November 23, 2021 Category: Threat Research By: Patrick Schläpfer Comments: 0

RATDispenser: Stealthy JavaScript Loader Dispensing RATs into the Wild

Threat actors are always looking for stealthy ways of delivering malware without being detected. In this article, we describe how attackers are using an evasive JavaScript loader, that we call RATDispenser, to distribute remote access Trojans (RATs) and information stealers. With an 11% detection rate, RATDispenser appears to be effective at evading security controls and delivering malware. In total, we identified eight malware families distributed using this malware during 2021. All the payloads were RATs, designed to steal information and give attackers control over victim devices.

As with most attacks involving JavaScript malware, RATDispenser is used to gain an initial foothold on a system before launching secondary malware that establishes control over the compromised device. Interestingly, our investigation found that RATDispenser is predominantly being used as a dropper (in 94% of samples analyzed), meaning the malware doesn’t communicate over the network to deliver a malicious payload. The variety in malware families, many of which can be purchased or downloaded freely from underground marketplaces, and the preference of malware operators to drop their payloads, suggest that the authors of RATDispenser may be operating under a malware-as-a-service business model.

In this report we:

  • Analyze the infection chain of RATDispenser and suggest detection opportunities for detecting and blocking the malware
  • Describe how RATDispenser is obfuscated
  • Discuss the malware families distributed by RATDispenser
  • Share a YARA rule and a Python extraction script so that network defenders can detect and analyze this malware

Infection Chain
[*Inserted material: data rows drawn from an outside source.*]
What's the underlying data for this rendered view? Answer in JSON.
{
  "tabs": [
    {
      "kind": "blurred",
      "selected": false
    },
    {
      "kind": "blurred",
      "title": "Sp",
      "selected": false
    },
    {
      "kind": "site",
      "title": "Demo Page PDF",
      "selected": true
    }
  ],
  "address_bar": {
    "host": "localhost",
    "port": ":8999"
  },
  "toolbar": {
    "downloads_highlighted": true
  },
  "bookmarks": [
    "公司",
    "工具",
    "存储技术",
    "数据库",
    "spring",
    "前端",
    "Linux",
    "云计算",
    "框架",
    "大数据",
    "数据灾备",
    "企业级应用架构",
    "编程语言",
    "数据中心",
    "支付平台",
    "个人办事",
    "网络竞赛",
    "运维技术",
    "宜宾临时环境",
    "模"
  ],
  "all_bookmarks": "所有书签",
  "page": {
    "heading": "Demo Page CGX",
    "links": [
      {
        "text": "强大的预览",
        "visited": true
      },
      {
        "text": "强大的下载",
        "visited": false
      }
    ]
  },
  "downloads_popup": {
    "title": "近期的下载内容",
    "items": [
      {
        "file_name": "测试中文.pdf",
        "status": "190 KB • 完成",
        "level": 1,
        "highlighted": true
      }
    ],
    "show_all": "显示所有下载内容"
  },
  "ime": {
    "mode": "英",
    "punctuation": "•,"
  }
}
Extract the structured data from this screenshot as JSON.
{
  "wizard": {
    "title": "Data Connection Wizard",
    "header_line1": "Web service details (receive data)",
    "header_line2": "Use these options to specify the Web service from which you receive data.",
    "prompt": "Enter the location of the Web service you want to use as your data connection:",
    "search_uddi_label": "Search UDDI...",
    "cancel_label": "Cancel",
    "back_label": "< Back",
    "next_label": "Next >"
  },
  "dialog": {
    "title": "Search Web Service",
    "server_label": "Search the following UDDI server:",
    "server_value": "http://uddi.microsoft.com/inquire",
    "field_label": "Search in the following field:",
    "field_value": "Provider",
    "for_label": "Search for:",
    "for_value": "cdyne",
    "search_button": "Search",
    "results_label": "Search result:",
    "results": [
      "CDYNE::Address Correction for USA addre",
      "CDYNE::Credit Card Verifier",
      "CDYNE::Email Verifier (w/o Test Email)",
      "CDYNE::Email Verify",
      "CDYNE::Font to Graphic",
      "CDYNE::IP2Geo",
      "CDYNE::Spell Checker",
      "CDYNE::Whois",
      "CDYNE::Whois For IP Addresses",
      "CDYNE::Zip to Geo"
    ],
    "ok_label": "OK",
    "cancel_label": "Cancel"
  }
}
Figure 1 – Email delivering RATDispenser as an attachment.

The infection chain begins with a user receiving an email containing a malicious attachment. For example, Figure 1 shows a JavaScript file (.js) masquerading as a text file, supposedly containing information about an order. The user simply needs to double-click the file to run the malware.

Network defenders can prevent infection by blocking executable email attachment file types from passing through their email gateways, for example JavaScript or VBScript. Defenders can also interrupt the execution of the malware by changing the default file handler for JavaScript files, only allowing digitally signed scripts to run, or disabling Windows Script Host (WSH).

When the malware runs, the JavaScript decodes itself at runtime and writes a VBScript file to the %TEMP% folder using cmd.exe. To do this, the cmd.exe process is passed a long, chained argument, parts of which are written to the new file using the echo function.

Figure 2 – Process execution graph showing chained command line argument.

Afterwards, the VBScript file runs, which in turn downloads the malware payload. If it was downloaded successfully, it is executed, and the VBScript file is deleted.

Obfuscation

The initial JavaScript downloader is obfuscated and contains several eval functions. One of the eval calls is a function that returns a long string, which is decoded by another function.

Figure 3 – Snippet from obfuscated JavaScript downloader.

The function that decodes the string is located further down in the script. At first sight it looks complicated, but it is a simple replacement function. First, the passed arguments are stored in a new variable. It is done this way to work correctly with an arbitrary number of arguments. Next, the replacement operation runs on the initial string. The second argument of the replace function in JavaScript is another function which returns the replacement string. In this case, the second argument to this inline function is the capturing group which matches the regular expression {\d+}. Since the capturing group is a decimal number, it is used as an index for the arguments array which is returned as a replacement string. In case of an index out of bounds exception, the function returns the whole matching string, which was most likely implemented to handle mismatches.

Figure 4 – Deobfuscation function using regular expression replacement.

To decode the string shown in Figure 3, three arguments (A, u, F) are passed to the function. The decoded string is Base64 encoded which can simply be decoded to analyze it in more detail. By creating and writing an ActiveX Data Stream Object this sequence is decoded and executed using an eval statement. The newly decoded second stage code looks as follows (Figure 5).